• Exercise goal
Make an exact copy of the records below, excluding images.
════════
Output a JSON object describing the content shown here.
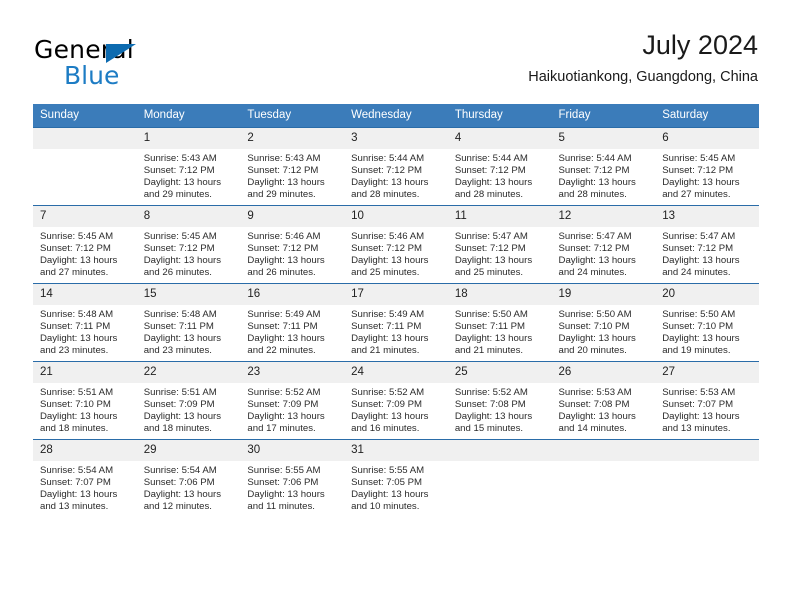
{
  "brand": {
    "name_top": "General",
    "name_bottom": "Blue",
    "triangle_color": "#0d6bb0",
    "blue_color": "#1d7cc4"
  },
  "header": {
    "title": "July 2024",
    "subtitle": "Haikuotiankong, Guangdong, China"
  },
  "theme": {
    "header_bg": "#3b7cba",
    "row_rule": "#2a6ca8",
    "daynum_bg": "#f0f0f0"
  },
  "weekdays": [
    "Sunday",
    "Monday",
    "Tuesday",
    "Wednesday",
    "Thursday",
    "Friday",
    "Saturday"
  ],
  "weeks": [
    [
      {
        "day": "",
        "sunrise": "",
        "sunset": "",
        "daylight1": "",
        "daylight2": ""
      },
      {
        "day": "1",
        "sunrise": "Sunrise: 5:43 AM",
        "sunset": "Sunset: 7:12 PM",
        "daylight1": "Daylight: 13 hours",
        "daylight2": "and 29 minutes."
      },
      {
        "day": "2",
        "sunrise": "Sunrise: 5:43 AM",
        "sunset": "Sunset: 7:12 PM",
        "daylight1": "Daylight: 13 hours",
        "daylight2": "and 29 minutes."
      },
      {
        "day": "3",
        "sunrise": "Sunrise: 5:44 AM",
        "sunset": "Sunset: 7:12 PM",
        "daylight1": "Daylight: 13 hours",
        "daylight2": "and 28 minutes."
      },
      {
        "day": "4",
        "sunrise": "Sunrise: 5:44 AM",
        "sunset": "Sunset: 7:12 PM",
        "daylight1": "Daylight: 13 hours",
        "daylight2": "and 28 minutes."
      },
      {
        "day": "5",
        "sunrise": "Sunrise: 5:44 AM",
        "sunset": "Sunset: 7:12 PM",
        "daylight1": "Daylight: 13 hours",
        "daylight2": "and 28 minutes."
      },
      {
        "day": "6",
        "sunrise": "Sunrise: 5:45 AM",
        "sunset": "Sunset: 7:12 PM",
        "daylight1": "Daylight: 13 hours",
        "daylight2": "and 27 minutes."
      }
    ],
    [
      {
        "day": "7",
        "sunrise": "Sunrise: 5:45 AM",
        "sunset": "Sunset: 7:12 PM",
        "daylight1": "Daylight: 13 hours",
        "daylight2": "and 27 minutes."
      },
      {
        "day": "8",
        "sunrise": "Sunrise: 5:45 AM",
        "sunset": "Sunset: 7:12 PM",
        "daylight1": "Daylight: 13 hours",
        "daylight2": "and 26 minutes."
      },
      {
        "day": "9",
        "sunrise": "Sunrise: 5:46 AM",
        "sunset": "Sunset: 7:12 PM",
        "daylight1": "Daylight: 13 hours",
        "daylight2": "and 26 minutes."
      },
      {
        "day": "10",
        "sunrise": "Sunrise: 5:46 AM",
        "sunset": "Sunset: 7:12 PM",
        "daylight1": "Daylight: 13 hours",
        "daylight2": "and 25 minutes."
      },
      {
        "day": "11",
        "sunrise": "Sunrise: 5:47 AM",
        "sunset": "Sunset: 7:12 PM",
        "daylight1": "Daylight: 13 hours",
        "daylight2": "and 25 minutes."
      },
      {
        "day": "12",
        "sunrise": "Sunrise: 5:47 AM",
        "sunset": "Sunset: 7:12 PM",
        "daylight1": "Daylight: 13 hours",
        "daylight2": "and 24 minutes."
      },
      {
        "day": "13",
        "sunrise": "Sunrise: 5:47 AM",
        "sunset": "Sunset: 7:12 PM",
        "daylight1": "Daylight: 13 hours",
        "daylight2": "and 24 minutes."
      }
    ],
    [
      {
        "day": "14",
        "sunrise": "Sunrise: 5:48 AM",
        "sunset": "Sunset: 7:11 PM",
        "daylight1": "Daylight: 13 hours",
        "daylight2": "and 23 minutes."
      },
      {
        "day": "15",
        "sunrise": "Sunrise: 5:48 AM",
        "sunset": "Sunset: 7:11 PM",
        "daylight1": "Daylight: 13 hours",
        "daylight2": "and 23 minutes."
      },
      {
        "day": "16",
        "sunrise": "Sunrise: 5:49 AM",
        "sunset": "Sunset: 7:11 PM",
        "daylight1": "Daylight: 13 hours",
        "daylight2": "and 22 minutes."
      },
      {
        "day": "17",
        "sunrise": "Sunrise: 5:49 AM",
        "sunset": "Sunset: 7:11 PM",
        "daylight1": "Daylight: 13 hours",
        "daylight2": "and 21 minutes."
      },
      {
        "day": "18",
        "sunrise": "Sunrise: 5:50 AM",
        "sunset": "Sunset: 7:11 PM",
        "daylight1": "Daylight: 13 hours",
        "daylight2": "and 21 minutes."
      },
      {
        "day": "19",
        "sunrise": "Sunrise: 5:50 AM",
        "sunset": "Sunset: 7:10 PM",
        "daylight1": "Daylight: 13 hours",
        "daylight2": "and 20 minutes."
      },
      {
        "day": "20",
        "sunrise": "Sunrise: 5:50 AM",
        "sunset": "Sunset: 7:10 PM",
        "daylight1": "Daylight: 13 hours",
        "daylight2": "and 19 minutes."
      }
    ],
    [
      {
        "day": "21",
        "sunrise": "Sunrise: 5:51 AM",
        "sunset": "Sunset: 7:10 PM",
        "daylight1": "Daylight: 13 hours",
        "daylight2": "and 18 minutes."
      },
      {
        "day": "22",
        "sunrise": "Sunrise: 5:51 AM",
        "sunset": "Sunset: 7:09 PM",
        "daylight1": "Daylight: 13 hours",
        "daylight2": "and 18 minutes."
      },
      {
        "day": "23",
        "sunrise": "Sunrise: 5:52 AM",
        "sunset": "Sunset: 7:09 PM",
        "daylight1": "Daylight: 13 hours",
        "daylight2": "and 17 minutes."
      },
      {
        "day": "24",
        "sunrise": "Sunrise: 5:52 AM",
        "sunset": "Sunset: 7:09 PM",
        "daylight1": "Daylight: 13 hours",
        "daylight2": "and 16 minutes."
      },
      {
        "day": "25",
        "sunrise": "Sunrise: 5:52 AM",
        "sunset": "Sunset: 7:08 PM",
        "daylight1": "Daylight: 13 hours",
        "daylight2": "and 15 minutes."
      },
      {
        "day": "26",
        "sunrise": "Sunrise: 5:53 AM",
        "sunset": "Sunset: 7:08 PM",
        "daylight1": "Daylight: 13 hours",
        "daylight2": "and 14 minutes."
      },
      {
        "day": "27",
        "sunrise": "Sunrise: 5:53 AM",
        "sunset": "Sunset: 7:07 PM",
        "daylight1": "Daylight: 13 hours",
        "daylight2": "and 13 minutes."
      }
    ],
    [
      {
        "day": "28",
        "sunrise": "Sunrise: 5:54 AM",
        "sunset": "Sunset: 7:07 PM",
        "daylight1": "Daylight: 13 hours",
        "daylight2": "and 13 minutes."
      },
      {
        "day": "29",
        "sunrise": "Sunrise: 5:54 AM",
        "sunset": "Sunset: 7:06 PM",
        "daylight1": "Daylight: 13 hours",
        "daylight2": "and 12 minutes."
      },
      {
        "day": "30",
        "sunrise": "Sunrise: 5:55 AM",
        "sunset": "Sunset: 7:06 PM",
        "daylight1": "Daylight: 13 hours",
        "daylight2": "and 11 minutes."
      },
      {
        "day": "31",
        "sunrise": "Sunrise: 5:55 AM",
        "sunset": "Sunset: 7:05 PM",
        "daylight1": "Daylight: 13 hours",
        "daylight2": "and 10 minutes."
      },
      {
        "day": "",
        "sunrise": "",
        "sunset": "",
        "daylight1": "",
        "daylight2": ""
      },
      {
        "day": "",
        "sunrise": "",
        "sunset": "",
        "daylight1": "",
        "daylight2": ""
      },
      {
        "day": "",
        "sunrise": "",
        "sunset": "",
        "daylight1": "",
        "daylight2": ""
      }
    ]
  ]
}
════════
• Result of the exercise
Output a JSON object describing the content shown here.
{
  "brand": {
    "name_top": "General",
    "name_bottom": "Blue",
    "triangle_color": "#0d6bb0",
    "blue_color": "#1d7cc4"
  },
  "header": {
    "title": "July 2024",
    "subtitle": "Haikuotiankong, Guangdong, China"
  },
  "theme": {
    "header_bg": "#3b7cba",
    "row_rule": "#2a6ca8",
    "daynum_bg": "#f0f0f0"
  },
  "weekdays": [
    "Sunday",
    "Monday",
    "Tuesday",
    "Wednesday",
    "Thursday",
    "Friday",
    "Saturday"
  ],
  "weeks": [
    [
      {
        "day": "",
        "sunrise": "",
        "sunset": "",
        "daylight1": "",
        "daylight2": ""
      },
      {
        "day": "1",
        "sunrise": "Sunrise: 5:43 AM",
        "sunset": "Sunset: 7:12 PM",
        "daylight1": "Daylight: 13 hours",
        "daylight2": "and 29 minutes."
      },
      {
        "day": "2",
        "sunrise": "Sunrise: 5:43 AM",
        "sunset": "Sunset: 7:12 PM",
        "daylight1": "Daylight: 13 hours",
        "daylight2": "and 29 minutes."
      },
      {
        "day": "3",
        "sunrise": "Sunrise: 5:44 AM",
        "sunset": "Sunset: 7:12 PM",
        "daylight1": "Daylight: 13 hours",
        "daylight2": "and 28 minutes."
      },
      {
        "day": "4",
        "sunrise": "Sunrise: 5:44 AM",
        "sunset": "Sunset: 7:12 PM",
        "daylight1": "Daylight: 13 hours",
        "daylight2": "and 28 minutes."
      },
      {
        "day": "5",
        "sunrise": "Sunrise: 5:44 AM",
        "sunset": "Sunset: 7:12 PM",
        "daylight1": "Daylight: 13 hours",
        "daylight2": "and 28 minutes."
      },
      {
        "day": "6",
        "sunrise": "Sunrise: 5:45 AM",
        "sunset": "Sunset: 7:12 PM",
        "daylight1": "Daylight: 13 hours",
        "daylight2": "and 27 minutes."
      }
    ],
    [
      {
        "day": "7",
        "sunrise": "Sunrise: 5:45 AM",
        "sunset": "Sunset: 7:12 PM",
        "daylight1": "Daylight: 13 hours",
        "daylight2": "and 27 minutes."
      },
      {
        "day": "8",
        "sunrise": "Sunrise: 5:45 AM",
        "sunset": "Sunset: 7:12 PM",
        "daylight1": "Daylight: 13 hours",
        "daylight2": "and 26 minutes."
      },
      {
        "day": "9",
        "sunrise": "Sunrise: 5:46 AM",
        "sunset": "Sunset: 7:12 PM",
        "daylight1": "Daylight: 13 hours",
        "daylight2": "and 26 minutes."
      },
      {
        "day": "10",
        "sunrise": "Sunrise: 5:46 AM",
        "sunset": "Sunset: 7:12 PM",
        "daylight1": "Daylight: 13 hours",
        "daylight2": "and 25 minutes."
      },
      {
        "day": "11",
        "sunrise": "Sunrise: 5:47 AM",
        "sunset": "Sunset: 7:12 PM",
        "daylight1": "Daylight: 13 hours",
        "daylight2": "and 25 minutes."
      },
      {
        "day": "12",
        "sunrise": "Sunrise: 5:47 AM",
        "sunset": "Sunset: 7:12 PM",
        "daylight1": "Daylight: 13 hours",
        "daylight2": "and 24 minutes."
      },
      {
        "day": "13",
        "sunrise": "Sunrise: 5:47 AM",
        "sunset": "Sunset: 7:12 PM",
        "daylight1": "Daylight: 13 hours",
        "daylight2": "and 24 minutes."
      }
    ],
    [
      {
        "day": "14",
        "sunrise": "Sunrise: 5:48 AM",
        "sunset": "Sunset: 7:11 PM",
        "daylight1": "Daylight: 13 hours",
        "daylight2": "and 23 minutes."
      },
      {
        "day": "15",
        "sunrise": "Sunrise: 5:48 AM",
        "sunset": "Sunset: 7:11 PM",
        "daylight1": "Daylight: 13 hours",
        "daylight2": "and 23 minutes."
      },
      {
        "day": "16",
        "sunrise": "Sunrise: 5:49 AM",
        "sunset": "Sunset: 7:11 PM",
        "daylight1": "Daylight: 13 hours",
        "daylight2": "and 22 minutes."
      },
      {
        "day": "17",
        "sunrise": "Sunrise: 5:49 AM",
        "sunset": "Sunset: 7:11 PM",
        "daylight1": "Daylight: 13 hours",
        "daylight2": "and 21 minutes."
      },
      {
        "day": "18",
        "sunrise": "Sunrise: 5:50 AM",
        "sunset": "Sunset: 7:11 PM",
        "daylight1": "Daylight: 13 hours",
        "daylight2": "and 21 minutes."
      },
      {
        "day": "19",
        "sunrise": "Sunrise: 5:50 AM",
        "sunset": "Sunset: 7:10 PM",
        "daylight1": "Daylight: 13 hours",
        "daylight2": "and 20 minutes."
      },
      {
        "day": "20",
        "sunrise": "Sunrise: 5:50 AM",
        "sunset": "Sunset: 7:10 PM",
        "daylight1": "Daylight: 13 hours",
        "daylight2": "and 19 minutes."
      }
    ],
    [
      {
        "day": "21",
        "sunrise": "Sunrise: 5:51 AM",
        "sunset": "Sunset: 7:10 PM",
        "daylight1": "Daylight: 13 hours",
        "daylight2": "and 18 minutes."
      },
      {
        "day": "22",
        "sunrise": "Sunrise: 5:51 AM",
        "sunset": "Sunset: 7:09 PM",
        "daylight1": "Daylight: 13 hours",
        "daylight2": "and 18 minutes."
      },
      {
        "day": "23",
        "sunrise": "Sunrise: 5:52 AM",
        "sunset": "Sunset: 7:09 PM",
        "daylight1": "Daylight: 13 hours",
        "daylight2": "and 17 minutes."
      },
      {
        "day": "24",
        "sunrise": "Sunrise: 5:52 AM",
        "sunset": "Sunset: 7:09 PM",
        "daylight1": "Daylight: 13 hours",
        "daylight2": "and 16 minutes."
      },
      {
        "day": "25",
        "sunrise": "Sunrise: 5:52 AM",
        "sunset": "Sunset: 7:08 PM",
        "daylight1": "Daylight: 13 hours",
        "daylight2": "and 15 minutes."
      },
      {
        "day": "26",
        "sunrise": "Sunrise: 5:53 AM",
        "sunset": "Sunset: 7:08 PM",
        "daylight1": "Daylight: 13 hours",
        "daylight2": "and 14 minutes."
      },
      {
        "day": "27",
        "sunrise": "Sunrise: 5:53 AM",
        "sunset": "Sunset: 7:07 PM",
        "daylight1": "Daylight: 13 hours",
        "daylight2": "and 13 minutes."
      }
    ],
    [
      {
        "day": "28",
        "sunrise": "Sunrise: 5:54 AM",
        "sunset": "Sunset: 7:07 PM",
        "daylight1": "Daylight: 13 hours",
        "daylight2": "and 13 minutes."
      },
      {
        "day": "29",
        "sunrise": "Sunrise: 5:54 AM",
        "sunset": "Sunset: 7:06 PM",
        "daylight1": "Daylight: 13 hours",
        "daylight2": "and 12 minutes."
      },
      {
        "day": "30",
        "sunrise": "Sunrise: 5:55 AM",
        "sunset": "Sunset: 7:06 PM",
        "daylight1": "Daylight: 13 hours",
        "daylight2": "and 11 minutes."
      },
      {
        "day": "31",
        "sunrise": "Sunrise: 5:55 AM",
        "sunset": "Sunset: 7:05 PM",
        "daylight1": "Daylight: 13 hours",
        "daylight2": "and 10 minutes."
      },
      {
        "day": "",
        "sunrise": "",
        "sunset": "",
        "daylight1": "",
        "daylight2": ""
      },
      {
        "day": "",
        "sunrise": "",
        "sunset": "",
        "daylight1": "",
        "daylight2": ""
      },
      {
        "day": "",
        "sunrise": "",
        "sunset": "",
        "daylight1": "",
        "daylight2": ""
      }
    ]
  ]
}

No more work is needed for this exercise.